Jessie (Jessey, born 17 March 1891 in South Street, Newtownards)
Their father, James Brankin, died of tuberculosis at 20 Thistle Street, Belfast on 6 July 1896 (aged 40).
In 1901 the Brankin family was living in Marymount Street, Belfast and Agnes described herself as a draper. Her grandson, James Brankin (aged 7), was living with them.
Prior to the outbreak of the Great War George Brankin worked as a labourer in the Davidson & Company Sirocco Works Belfast and at that time he and his wife Mary (Minnie) lived in Seventh Street, Belfast.
George Brankin and Mary (Minnie) Rowney (sometimes Rooney) were married on 31 March 1905 in Trinity Church of Ireland Church Belfast. George Brankin, a labourer, was from 36 Carnan Street, Belfast. Minnie Rooney from 19 Orkney Street, Belfast was a daughter of George Rooney, an iron turner.
George and Mary (Minnie) Brankin had five children:
Dinah Elizabeth (born 31 December 1906 at 22 Eccles Street, Belfast)
John Edward Jennings (born 7 January 1910)
James Semple (born 23 December 1911 at 26 Carlton Street, Belfast; died of bronchitis 16 January 1912)
George Rowney (born 4 April 1913 at 26 Carlton Street, Belfast)
Mary Jane (born 27 January 1916 at 10 Seventh Street, Belfast)
At the outbreak of war George Brankin enlisted in Belfast, went to France in October 1915 and was wounded during the Battle of the Somme.

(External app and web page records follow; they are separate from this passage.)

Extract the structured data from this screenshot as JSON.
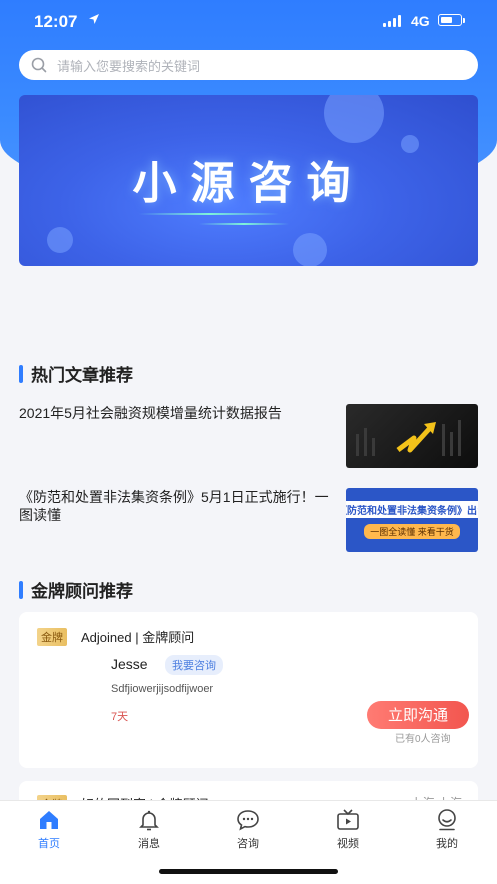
{
  "status_bar": {
    "time": "12:07",
    "network": "4G"
  },
  "search": {
    "placeholder": "请输入您要搜索的关键词"
  },
  "banner": {
    "title": "小源咨询"
  },
  "hot_articles": {
    "title": "热门文章推荐",
    "items": [
      {
        "title": "2021年5月社会融资规模增量统计数据报告"
      },
      {
        "title": "《防范和处置非法集资条例》5月1日正式施行！一图读懂",
        "thumb_text": "《防范和处置非法集资条例》出台",
        "thumb_sub": "一图全读懂 来看干货"
      }
    ]
  },
  "advisors": {
    "title": "金牌顾问推荐",
    "items": [
      {
        "badge": "金牌",
        "header": "Adjoined | 金牌顾问",
        "name": "Jesse",
        "consult_tag": "我要咨询",
        "description": "Sdfjiowerjijsodfijwoer",
        "days": "7天",
        "button": "立即沟通",
        "count": "已有0人咨询"
      },
      {
        "badge": "金牌",
        "header": "好的回到家 | 金牌顾问",
        "location": "上海 上海"
      }
    ]
  },
  "tab_bar": {
    "items": [
      {
        "label": "首页",
        "icon": "home-icon"
      },
      {
        "label": "消息",
        "icon": "bell-icon"
      },
      {
        "label": "咨询",
        "icon": "chat-icon"
      },
      {
        "label": "视频",
        "icon": "tv-icon"
      },
      {
        "label": "我的",
        "icon": "profile-icon"
      }
    ]
  },
  "colors": {
    "accent": "#2f7dff",
    "button": "#f2564f",
    "gold": "#e9bf62"
  }
}
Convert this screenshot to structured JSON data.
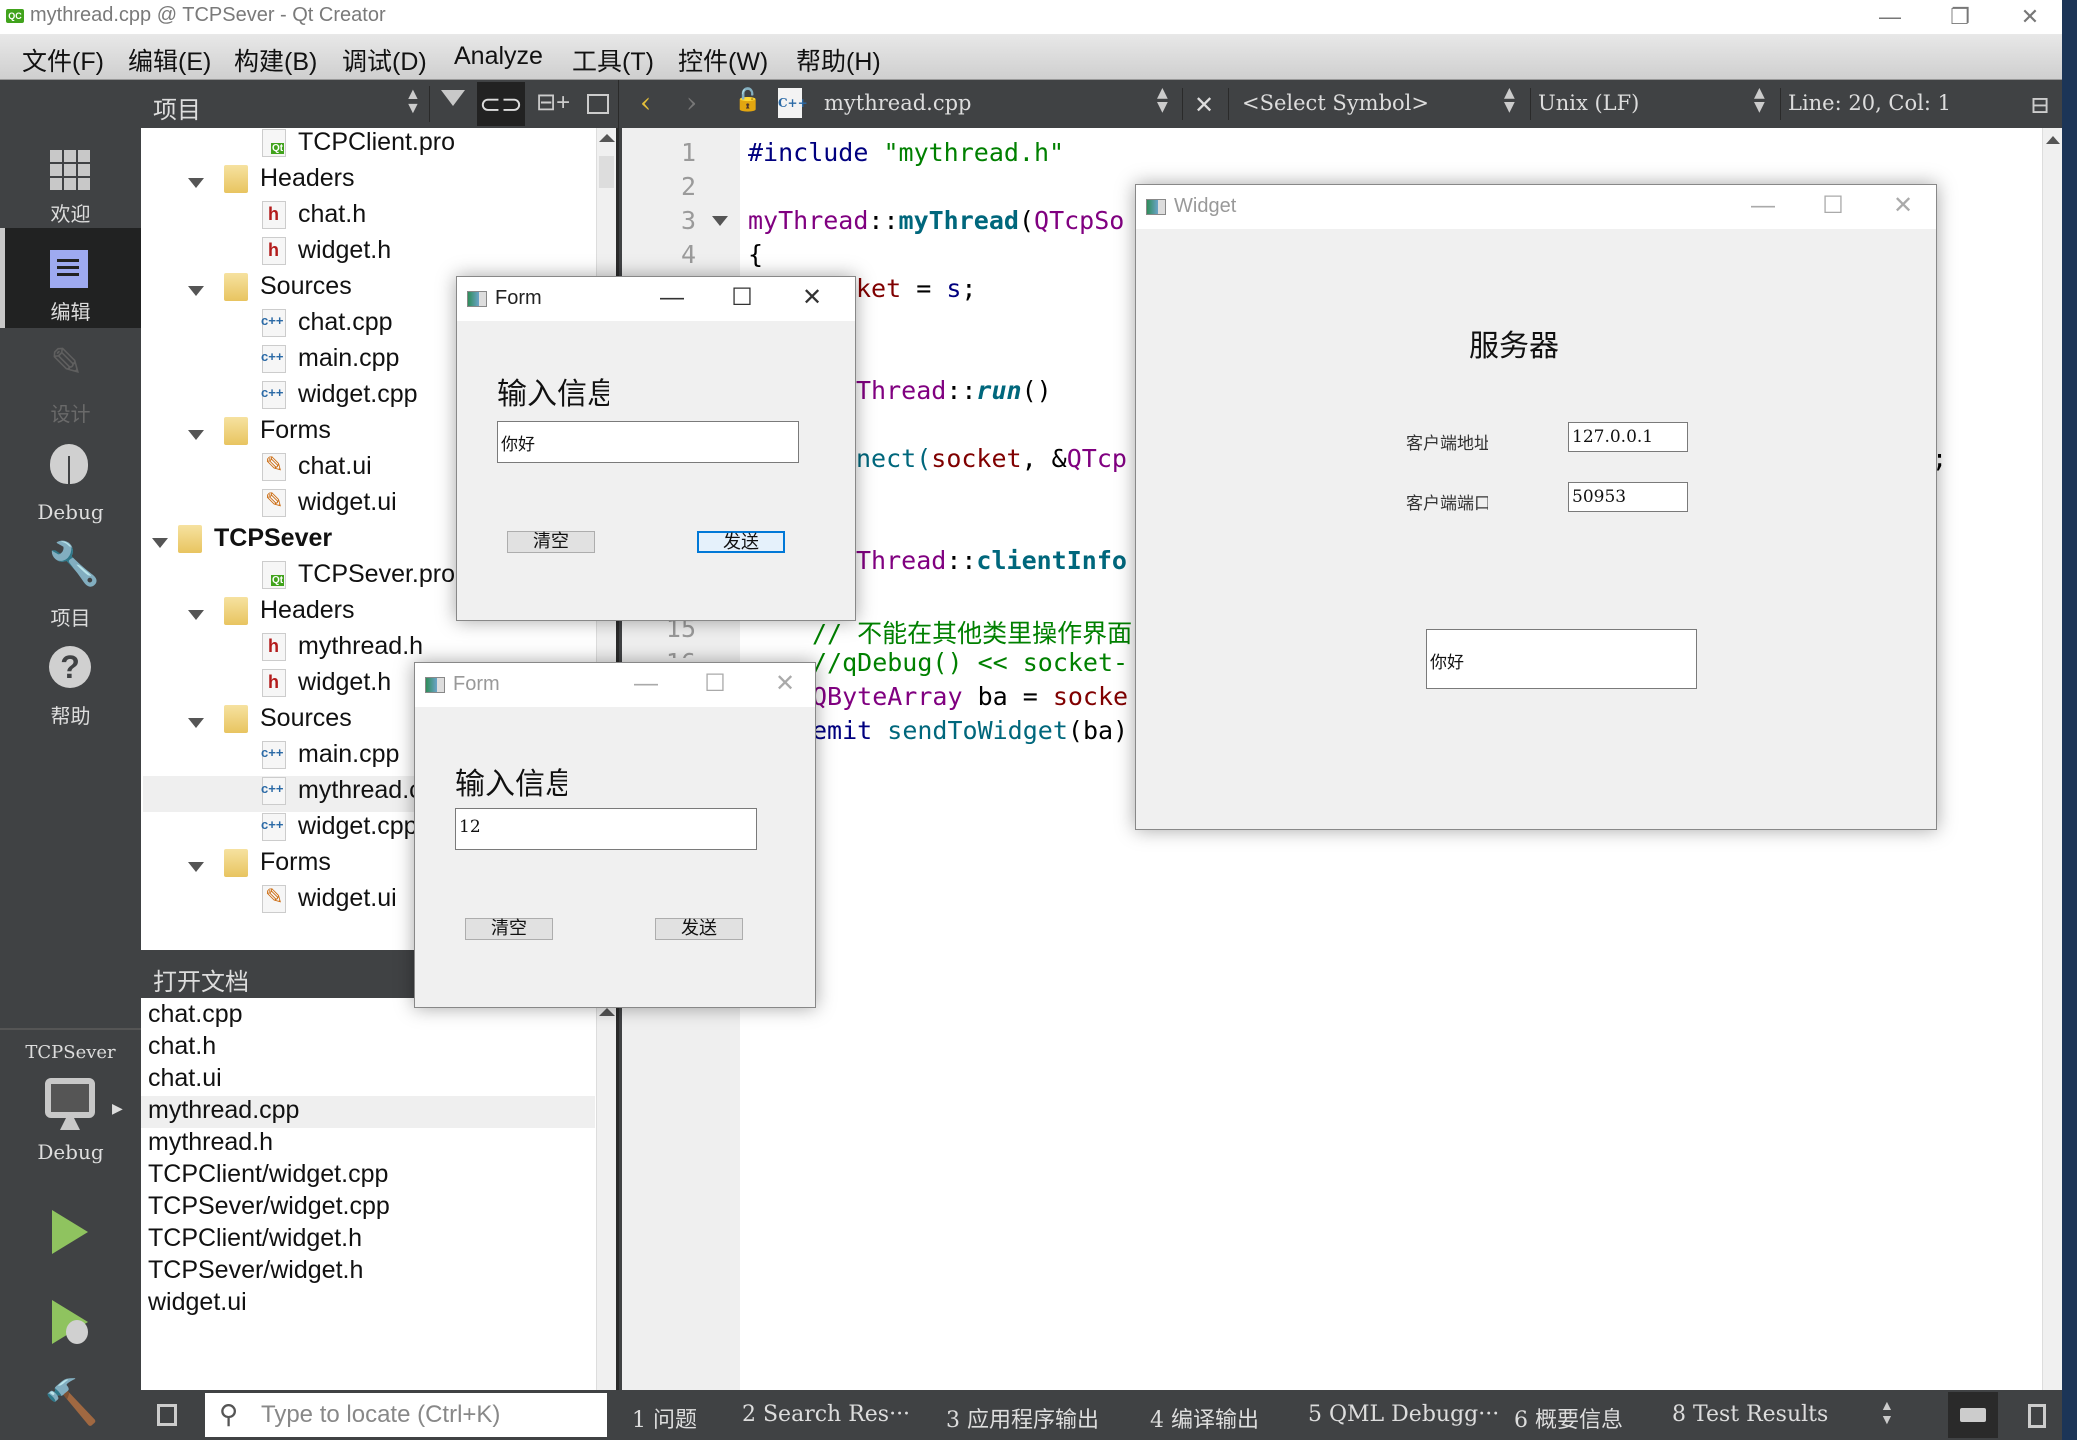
{
  "window": {
    "title": "mythread.cpp @ TCPSever - Qt Creator",
    "app_icon": "QC",
    "minimize": "—",
    "maximize": "❐",
    "close": "✕"
  },
  "menu": [
    "文件(F)",
    "编辑(E)",
    "构建(B)",
    "调试(D)",
    "Analyze",
    "工具(T)",
    "控件(W)",
    "帮助(H)"
  ],
  "modes": [
    {
      "label": "欢迎",
      "icon": "welcome-grid-icon"
    },
    {
      "label": "编辑",
      "icon": "edit-icon",
      "active": true
    },
    {
      "label": "设计",
      "icon": "design-pencil-icon",
      "disabled": true
    },
    {
      "label": "Debug",
      "icon": "debug-bug-icon"
    },
    {
      "label": "项目",
      "icon": "projects-wrench-icon"
    },
    {
      "label": "帮助",
      "icon": "help-icon"
    }
  ],
  "kit": {
    "project": "TCPSever",
    "config": "Debug"
  },
  "project_pane": {
    "title": "项目",
    "tree": [
      {
        "label": "TCPClient.pro",
        "type": "pro",
        "level": 2
      },
      {
        "label": "Headers",
        "type": "folder-h",
        "level": 1,
        "expanded": true
      },
      {
        "label": "chat.h",
        "type": "h",
        "level": 2
      },
      {
        "label": "widget.h",
        "type": "h",
        "level": 2
      },
      {
        "label": "Sources",
        "type": "folder-cpp",
        "level": 1,
        "expanded": true
      },
      {
        "label": "chat.cpp",
        "type": "cpp",
        "level": 2
      },
      {
        "label": "main.cpp",
        "type": "cpp",
        "level": 2
      },
      {
        "label": "widget.cpp",
        "type": "cpp",
        "level": 2
      },
      {
        "label": "Forms",
        "type": "folder-ui",
        "level": 1,
        "expanded": true
      },
      {
        "label": "chat.ui",
        "type": "ui",
        "level": 2
      },
      {
        "label": "widget.ui",
        "type": "ui",
        "level": 2
      },
      {
        "label": "TCPSever",
        "type": "project",
        "level": 0,
        "expanded": true
      },
      {
        "label": "TCPSever.pro",
        "type": "pro",
        "level": 2
      },
      {
        "label": "Headers",
        "type": "folder-h",
        "level": 1,
        "expanded": true
      },
      {
        "label": "mythread.h",
        "type": "h",
        "level": 2
      },
      {
        "label": "widget.h",
        "type": "h",
        "level": 2
      },
      {
        "label": "Sources",
        "type": "folder-cpp",
        "level": 1,
        "expanded": true
      },
      {
        "label": "main.cpp",
        "type": "cpp",
        "level": 2
      },
      {
        "label": "mythread.cpp",
        "type": "cpp",
        "level": 2,
        "selected": true
      },
      {
        "label": "widget.cpp",
        "type": "cpp",
        "level": 2
      },
      {
        "label": "Forms",
        "type": "folder-ui",
        "level": 1,
        "expanded": true
      },
      {
        "label": "widget.ui",
        "type": "ui",
        "level": 2
      }
    ]
  },
  "open_documents": {
    "title": "打开文档",
    "items": [
      "chat.cpp",
      "chat.h",
      "chat.ui",
      "mythread.cpp",
      "mythread.h",
      "TCPClient/widget.cpp",
      "TCPSever/widget.cpp",
      "TCPClient/widget.h",
      "TCPSever/widget.h",
      "widget.ui"
    ],
    "selected": "mythread.cpp"
  },
  "editor_toolbar": {
    "file": "mythread.cpp",
    "symbol": "<Select Symbol>",
    "line_ending": "Unix (LF)",
    "position": "Line: 20, Col: 1"
  },
  "editor": {
    "line_numbers": [
      "1",
      "2",
      "3",
      "4",
      "15",
      "16"
    ],
    "lines": {
      "l1a": "#include ",
      "l1b": "\"mythread.h\"",
      "l3a": "myThread",
      "l3b": "::",
      "l3c": "myThread",
      "l3d": "(",
      "l3e": "QTcpSo",
      "l4": "{",
      "l5a": "ket",
      "l5b": " = ",
      "l5c": "s",
      "l5d": ";",
      "l8a": "Thread",
      "l8b": "::",
      "l8c": "run",
      "l8d": "()",
      "l10a": "nect(",
      "l10b": "socket",
      "l10c": ", &",
      "l10d": "QTcp",
      "l10end": ";",
      "l13a": "Thread",
      "l13b": "::",
      "l13c": "clientInfo",
      "l15": "// 不能在其他类里操作界面",
      "l16": "//qDebug() << socket-",
      "l17a": "QByteArray",
      "l17b": " ba = ",
      "l17c": "socke",
      "l18a": "emit",
      "l18b": " sendToWidget",
      "l18c": "(ba)"
    }
  },
  "form_window_1": {
    "title": "Form",
    "label": "输入信息",
    "input_value": "你好",
    "clear_button": "清空",
    "send_button": "发送"
  },
  "form_window_2": {
    "title": "Form",
    "label": "输入信息",
    "input_value": "12",
    "clear_button": "清空",
    "send_button": "发送"
  },
  "widget_window": {
    "title": "Widget",
    "heading": "服务器",
    "client_address_label": "客户端地址",
    "client_address_value": "127.0.0.1",
    "client_port_label": "客户端端口",
    "client_port_value": "50953",
    "message_value": "你好"
  },
  "bottom_bar": {
    "locator_placeholder": "Type to locate (Ctrl+K)",
    "output_tabs": [
      "1  问题",
      "2  Search Res···",
      "3  应用程序输出",
      "4  编译输出",
      "5  QML Debugg···",
      "6  概要信息",
      "8  Test Results"
    ]
  }
}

After a period of convalescence George Brankin served at Ballykinler Camp before being posted back to the Western Front some five weeks before he died.

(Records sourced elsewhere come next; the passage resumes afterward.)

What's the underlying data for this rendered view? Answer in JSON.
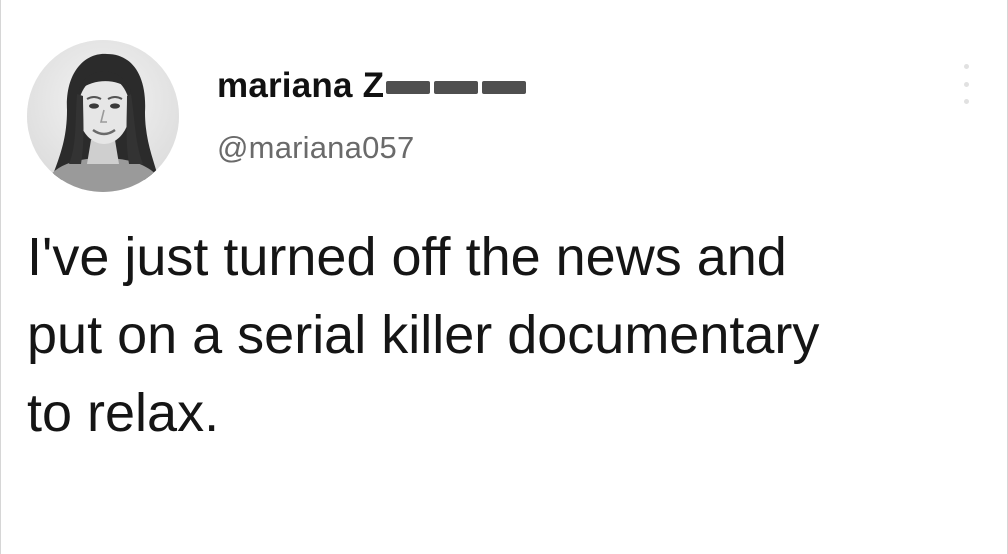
{
  "tweet": {
    "display_name": "mariana Z",
    "display_name_redacted": true,
    "handle": "@mariana057",
    "text_lines": [
      "I've just turned off the news and",
      "put on a serial killer documentary",
      "to relax."
    ],
    "avatar_icon": "profile-photo",
    "menu_icon": "more-options-icon"
  },
  "colors": {
    "background": "#ffffff",
    "text": "#151515",
    "handle": "#6a6a6a",
    "redaction": "#4f4f4f"
  }
}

Sergeant George Brankin (No. 16204) served with the 14th Battalion Royal Irish Rifles in 109th Brigade of the 36th (Ulster) Division and it was reported in the Press that he was 30 when he died of wounds sustained during the Battle on Messines Ridge.

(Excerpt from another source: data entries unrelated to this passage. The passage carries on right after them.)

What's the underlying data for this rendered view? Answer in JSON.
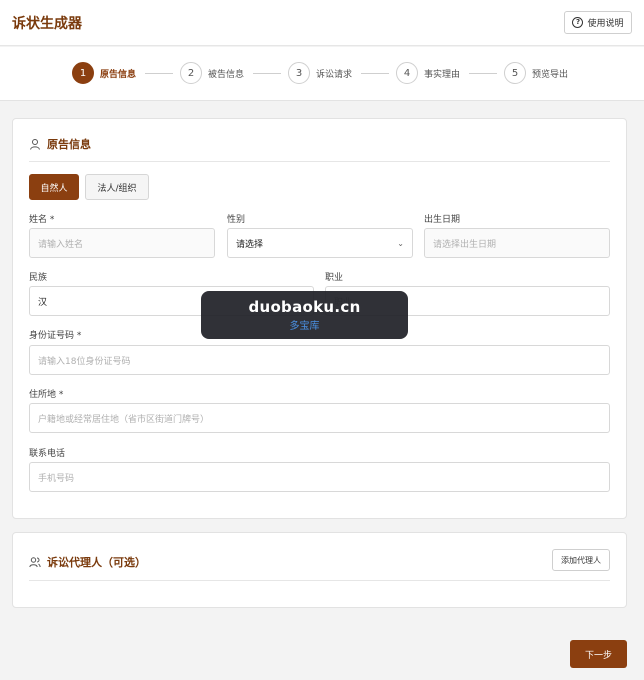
{
  "header": {
    "title": "诉状生成器",
    "help_label": "使用说明"
  },
  "steps": [
    {
      "num": "1",
      "label": "原告信息",
      "active": true
    },
    {
      "num": "2",
      "label": "被告信息",
      "active": false
    },
    {
      "num": "3",
      "label": "诉讼请求",
      "active": false
    },
    {
      "num": "4",
      "label": "事实理由",
      "active": false
    },
    {
      "num": "5",
      "label": "预览导出",
      "active": false
    }
  ],
  "plaintiff": {
    "section_title": "原告信息",
    "type_tabs": {
      "natural": "自然人",
      "legal": "法人/组织"
    },
    "name": {
      "label": "姓名 *",
      "placeholder": "请输入姓名"
    },
    "gender": {
      "label": "性别",
      "value": "请选择"
    },
    "birth": {
      "label": "出生日期",
      "placeholder": "请选择出生日期"
    },
    "ethnicity": {
      "label": "民族",
      "value": "汉"
    },
    "occupation": {
      "label": "职业",
      "placeholder": "职业"
    },
    "id_number": {
      "label": "身份证号码 *",
      "placeholder": "请输入18位身份证号码"
    },
    "address": {
      "label": "住所地 *",
      "placeholder": "户籍地或经常居住地（省市区街道门牌号）"
    },
    "phone": {
      "label": "联系电话",
      "placeholder": "手机号码"
    }
  },
  "agent": {
    "section_title": "诉讼代理人（可选）",
    "add_label": "添加代理人"
  },
  "footer": {
    "next_label": "下一步"
  },
  "watermark": {
    "main": "duobaoku.cn",
    "sub": "多宝库"
  },
  "colors": {
    "accent": "#8b3f10",
    "title": "#7a3a0c"
  }
}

At the time of his death his mother was living at 20 William Street, Newtownards and his wife and four surviving children were living at 59 Frederick Street, Newtownards. Jointly they placed a For King and Country notice in the Newtownards Chronicle and it contained the verse:
God is good, He will give me grace
To bear my heavy cross;
He is the only one who knows
How bitter is my loss.
Dearest children, I have left you
To the care of God above;
Do not let my absence grieve you.
For my sake each other love.
In subsequent years, family members placed Our Heroes – In Memoriam notices in the Chronicle, including one from Annie and George Weber – his sister and brother-in-law who lived in Vancouver, British Columbia, Canada.
George Weber was also on active service during the Great War.
Their Our Heroes – In Memoriam notice in 1918 contained the verse:
In the fiercest of all battles
Midst the roar of shot and shell;
Fighting bravely for his country,
Like a hero true he fell.
It may be a hero’s honour
For his country’s cause to fall,
But we cannot think of the glory
For the sorrow it caused us all.
The Our Heroes – In Memoriam notice in 1918 from his mother contained the verse:
A mother’s heart is aching
For her son she loved so dear;
He gave his life for his country,
In honour’s cause he fell.
Sergeant George Brankin (No. 16204) was buried in Hazebrouck Communal Cemetery, France and he is commemorated on Newtownards and District War Memorial; in Newtownards Parish Church of Ireland Church (St Mark’s); on the Davidson & Company (Sirocco Works) Memorial (now in the Somme Heritage Centre, 233 Bangor Road, Newtownards); in the Journey of Remembering Belfast Book of Honour; on the Mountpottinger Corps of the Salvation Army Memorial Tablet; on a parchment memorial for the Salvation Army’s Ballymacarrett No 1 Band; on the Rowney Family Grave Headstone in Belfast City Cemetery.